- _Data shown_
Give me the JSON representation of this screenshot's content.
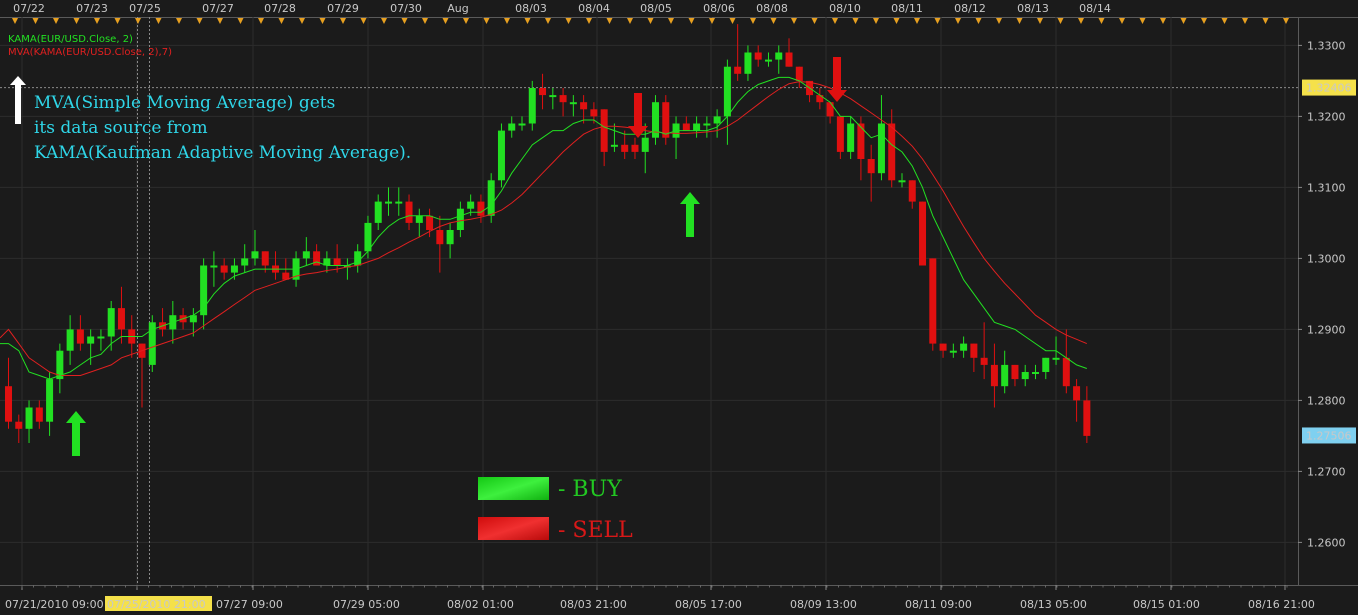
{
  "chart_data": {
    "type": "candlestick",
    "instrument": "EUR/USD",
    "top_dates": [
      "07/22",
      "07/23",
      "07/25",
      "07/27",
      "07/28",
      "07/29",
      "07/30",
      "Aug",
      "08/03",
      "08/04",
      "08/05",
      "08/06",
      "08/08",
      "08/10",
      "08/11",
      "08/12",
      "08/13",
      "08/14"
    ],
    "bottom_dates": [
      "07/21/2010 09:00",
      "07/25/2010 21:00",
      "07/27 09:00",
      "07/29 05:00",
      "08/02 01:00",
      "08/03 21:00",
      "08/05 17:00",
      "08/09 13:00",
      "08/11 09:00",
      "08/13 05:00",
      "08/15 01:00",
      "08/16 21:00"
    ],
    "highlighted_date": "07/25/2010 21:00",
    "y_ticks": [
      "1.3300",
      "1.3200",
      "1.3100",
      "1.3000",
      "1.2900",
      "1.2800",
      "1.2700",
      "1.2600"
    ],
    "ylim": [
      1.254,
      1.334
    ],
    "current_price_label": "1.32406",
    "current_price": 1.32406,
    "last_price_label": "1.27506",
    "last_price": 1.27506,
    "indicators": [
      {
        "name": "KAMA(EUR/USD.Close, 2)",
        "color": "#22e022"
      },
      {
        "name": "MVA(KAMA(EUR/USD.Close, 2),7)",
        "color": "#e02020"
      }
    ],
    "annotation": {
      "line1": "MVA(Simple Moving Average) gets",
      "line2": "its data source from",
      "line3": "KAMA(Kaufman Adaptive Moving Average)."
    },
    "buy_label": "- BUY",
    "sell_label": "- SELL",
    "colors": {
      "bull": "#22e022",
      "bear": "#e01010",
      "kama": "#22e022",
      "mva": "#e02020",
      "text": "#c8c8c8",
      "note": "#2fd6e8",
      "price_tag": "#f5e14a",
      "last_tag": "#7fd0f0"
    },
    "candles": [
      [
        1.282,
        1.286,
        1.276,
        1.277
      ],
      [
        1.277,
        1.278,
        1.274,
        1.276
      ],
      [
        1.276,
        1.28,
        1.274,
        1.279
      ],
      [
        1.279,
        1.28,
        1.276,
        1.277
      ],
      [
        1.277,
        1.284,
        1.275,
        1.283
      ],
      [
        1.283,
        1.288,
        1.281,
        1.287
      ],
      [
        1.287,
        1.292,
        1.285,
        1.29
      ],
      [
        1.29,
        1.292,
        1.287,
        1.288
      ],
      [
        1.288,
        1.29,
        1.285,
        1.289
      ],
      [
        1.289,
        1.29,
        1.287,
        1.289
      ],
      [
        1.289,
        1.294,
        1.287,
        1.293
      ],
      [
        1.293,
        1.296,
        1.288,
        1.29
      ],
      [
        1.29,
        1.292,
        1.286,
        1.288
      ],
      [
        1.288,
        1.287,
        1.279,
        1.286
      ],
      [
        1.285,
        1.292,
        1.284,
        1.291
      ],
      [
        1.291,
        1.293,
        1.289,
        1.29
      ],
      [
        1.29,
        1.294,
        1.288,
        1.292
      ],
      [
        1.292,
        1.293,
        1.29,
        1.291
      ],
      [
        1.291,
        1.293,
        1.289,
        1.292
      ],
      [
        1.292,
        1.3,
        1.29,
        1.299
      ],
      [
        1.299,
        1.301,
        1.296,
        1.299
      ],
      [
        1.299,
        1.3,
        1.297,
        1.298
      ],
      [
        1.298,
        1.3,
        1.297,
        1.299
      ],
      [
        1.299,
        1.302,
        1.298,
        1.3
      ],
      [
        1.3,
        1.304,
        1.299,
        1.301
      ],
      [
        1.301,
        1.301,
        1.298,
        1.299
      ],
      [
        1.299,
        1.301,
        1.297,
        1.298
      ],
      [
        1.298,
        1.3,
        1.297,
        1.297
      ],
      [
        1.297,
        1.301,
        1.296,
        1.3
      ],
      [
        1.3,
        1.303,
        1.299,
        1.301
      ],
      [
        1.301,
        1.302,
        1.299,
        1.299
      ],
      [
        1.299,
        1.301,
        1.298,
        1.3
      ],
      [
        1.3,
        1.302,
        1.298,
        1.299
      ],
      [
        1.299,
        1.3,
        1.297,
        1.299
      ],
      [
        1.299,
        1.302,
        1.298,
        1.301
      ],
      [
        1.301,
        1.306,
        1.3,
        1.305
      ],
      [
        1.305,
        1.309,
        1.304,
        1.308
      ],
      [
        1.308,
        1.31,
        1.306,
        1.308
      ],
      [
        1.308,
        1.31,
        1.306,
        1.308
      ],
      [
        1.308,
        1.309,
        1.304,
        1.305
      ],
      [
        1.305,
        1.307,
        1.303,
        1.306
      ],
      [
        1.306,
        1.307,
        1.303,
        1.304
      ],
      [
        1.304,
        1.306,
        1.298,
        1.302
      ],
      [
        1.302,
        1.305,
        1.3,
        1.304
      ],
      [
        1.304,
        1.308,
        1.303,
        1.307
      ],
      [
        1.307,
        1.309,
        1.306,
        1.308
      ],
      [
        1.308,
        1.309,
        1.305,
        1.306
      ],
      [
        1.306,
        1.312,
        1.305,
        1.311
      ],
      [
        1.311,
        1.319,
        1.31,
        1.318
      ],
      [
        1.318,
        1.32,
        1.317,
        1.319
      ],
      [
        1.319,
        1.32,
        1.318,
        1.319
      ],
      [
        1.319,
        1.325,
        1.318,
        1.324
      ],
      [
        1.324,
        1.326,
        1.321,
        1.323
      ],
      [
        1.323,
        1.324,
        1.321,
        1.323
      ],
      [
        1.323,
        1.324,
        1.32,
        1.322
      ],
      [
        1.322,
        1.323,
        1.32,
        1.322
      ],
      [
        1.322,
        1.323,
        1.319,
        1.321
      ],
      [
        1.321,
        1.322,
        1.319,
        1.32
      ],
      [
        1.321,
        1.321,
        1.313,
        1.315
      ],
      [
        1.316,
        1.319,
        1.315,
        1.316
      ],
      [
        1.316,
        1.318,
        1.314,
        1.315
      ],
      [
        1.316,
        1.317,
        1.314,
        1.315
      ],
      [
        1.315,
        1.319,
        1.312,
        1.317
      ],
      [
        1.317,
        1.323,
        1.316,
        1.322
      ],
      [
        1.322,
        1.323,
        1.316,
        1.317
      ],
      [
        1.317,
        1.32,
        1.314,
        1.319
      ],
      [
        1.319,
        1.32,
        1.318,
        1.318
      ],
      [
        1.318,
        1.32,
        1.317,
        1.319
      ],
      [
        1.319,
        1.32,
        1.317,
        1.319
      ],
      [
        1.319,
        1.321,
        1.317,
        1.32
      ],
      [
        1.32,
        1.328,
        1.316,
        1.327
      ],
      [
        1.327,
        1.333,
        1.325,
        1.326
      ],
      [
        1.326,
        1.33,
        1.325,
        1.329
      ],
      [
        1.329,
        1.33,
        1.327,
        1.328
      ],
      [
        1.328,
        1.329,
        1.327,
        1.328
      ],
      [
        1.328,
        1.33,
        1.326,
        1.329
      ],
      [
        1.329,
        1.331,
        1.327,
        1.327
      ],
      [
        1.327,
        1.326,
        1.324,
        1.325
      ],
      [
        1.325,
        1.325,
        1.322,
        1.323
      ],
      [
        1.323,
        1.324,
        1.321,
        1.322
      ],
      [
        1.322,
        1.322,
        1.319,
        1.32
      ],
      [
        1.32,
        1.32,
        1.314,
        1.315
      ],
      [
        1.315,
        1.32,
        1.314,
        1.319
      ],
      [
        1.319,
        1.32,
        1.311,
        1.314
      ],
      [
        1.314,
        1.316,
        1.308,
        1.312
      ],
      [
        1.312,
        1.323,
        1.311,
        1.319
      ],
      [
        1.319,
        1.321,
        1.31,
        1.311
      ],
      [
        1.311,
        1.312,
        1.31,
        1.311
      ],
      [
        1.311,
        1.311,
        1.307,
        1.308
      ],
      [
        1.308,
        1.308,
        1.3,
        1.299
      ],
      [
        1.3,
        1.3,
        1.287,
        1.288
      ],
      [
        1.288,
        1.288,
        1.286,
        1.287
      ],
      [
        1.287,
        1.288,
        1.286,
        1.287
      ],
      [
        1.287,
        1.289,
        1.286,
        1.288
      ],
      [
        1.288,
        1.288,
        1.284,
        1.286
      ],
      [
        1.286,
        1.291,
        1.283,
        1.285
      ],
      [
        1.285,
        1.288,
        1.279,
        1.282
      ],
      [
        1.282,
        1.287,
        1.281,
        1.285
      ],
      [
        1.285,
        1.285,
        1.282,
        1.283
      ],
      [
        1.283,
        1.285,
        1.282,
        1.284
      ],
      [
        1.284,
        1.285,
        1.283,
        1.284
      ],
      [
        1.284,
        1.286,
        1.283,
        1.286
      ],
      [
        1.286,
        1.289,
        1.285,
        1.286
      ],
      [
        1.286,
        1.29,
        1.281,
        1.282
      ],
      [
        1.282,
        1.283,
        1.277,
        1.28
      ],
      [
        1.28,
        1.282,
        1.274,
        1.275
      ]
    ],
    "kama": [
      1.288,
      1.287,
      1.284,
      1.2835,
      1.283,
      1.2835,
      1.284,
      1.285,
      1.286,
      1.2865,
      1.288,
      1.289,
      1.289,
      1.289,
      1.29,
      1.2905,
      1.291,
      1.2915,
      1.292,
      1.293,
      1.295,
      1.2965,
      1.2975,
      1.298,
      1.2985,
      1.2985,
      1.2985,
      1.2985,
      1.2985,
      1.299,
      1.2995,
      1.299,
      1.299,
      1.299,
      1.2995,
      1.301,
      1.303,
      1.3045,
      1.3055,
      1.306,
      1.306,
      1.306,
      1.3055,
      1.3055,
      1.306,
      1.3065,
      1.3065,
      1.3075,
      1.3095,
      1.312,
      1.314,
      1.316,
      1.317,
      1.318,
      1.318,
      1.319,
      1.3195,
      1.3195,
      1.3185,
      1.318,
      1.3175,
      1.3175,
      1.3175,
      1.318,
      1.3175,
      1.318,
      1.318,
      1.318,
      1.318,
      1.3185,
      1.32,
      1.322,
      1.3235,
      1.3245,
      1.325,
      1.3255,
      1.3255,
      1.325,
      1.324,
      1.323,
      1.322,
      1.32,
      1.32,
      1.3185,
      1.317,
      1.3175,
      1.316,
      1.315,
      1.313,
      1.31,
      1.306,
      1.303,
      1.3,
      1.297,
      1.295,
      1.293,
      1.291,
      1.2905,
      1.29,
      1.289,
      1.288,
      1.287,
      1.287,
      1.286,
      1.285,
      1.2845
    ],
    "mva": [
      1.29,
      1.288,
      1.286,
      1.285,
      1.284,
      1.2835,
      1.2835,
      1.2835,
      1.284,
      1.2845,
      1.285,
      1.286,
      1.2865,
      1.287,
      1.2875,
      1.288,
      1.2885,
      1.289,
      1.2895,
      1.2905,
      1.2915,
      1.2925,
      1.2935,
      1.2945,
      1.2955,
      1.296,
      1.2965,
      1.297,
      1.2975,
      1.2978,
      1.298,
      1.2983,
      1.2985,
      1.2988,
      1.299,
      1.2995,
      1.3,
      1.3008,
      1.3015,
      1.3023,
      1.303,
      1.3038,
      1.3045,
      1.305,
      1.3053,
      1.3055,
      1.3058,
      1.3062,
      1.3068,
      1.3078,
      1.309,
      1.3105,
      1.312,
      1.3135,
      1.315,
      1.3163,
      1.3175,
      1.3182,
      1.3186,
      1.3186,
      1.3185,
      1.3183,
      1.318,
      1.3178,
      1.3177,
      1.3176,
      1.3176,
      1.3177,
      1.3178,
      1.318,
      1.3186,
      1.3195,
      1.3206,
      1.3217,
      1.3228,
      1.3238,
      1.3246,
      1.3249,
      1.3248,
      1.3245,
      1.324,
      1.3233,
      1.3225,
      1.3215,
      1.3205,
      1.3195,
      1.3185,
      1.3172,
      1.3158,
      1.314,
      1.3118,
      1.3095,
      1.307,
      1.3045,
      1.3022,
      1.3,
      1.2982,
      1.2965,
      1.295,
      1.2935,
      1.292,
      1.291,
      1.29,
      1.2892,
      1.2886,
      1.288
    ]
  }
}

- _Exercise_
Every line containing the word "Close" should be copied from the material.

- _Result of the exercise_
        "name": "KAMA(EUR/USD.Close, 2)",
        "name": "MVA(KAMA(EUR/USD.Close, 2),7)",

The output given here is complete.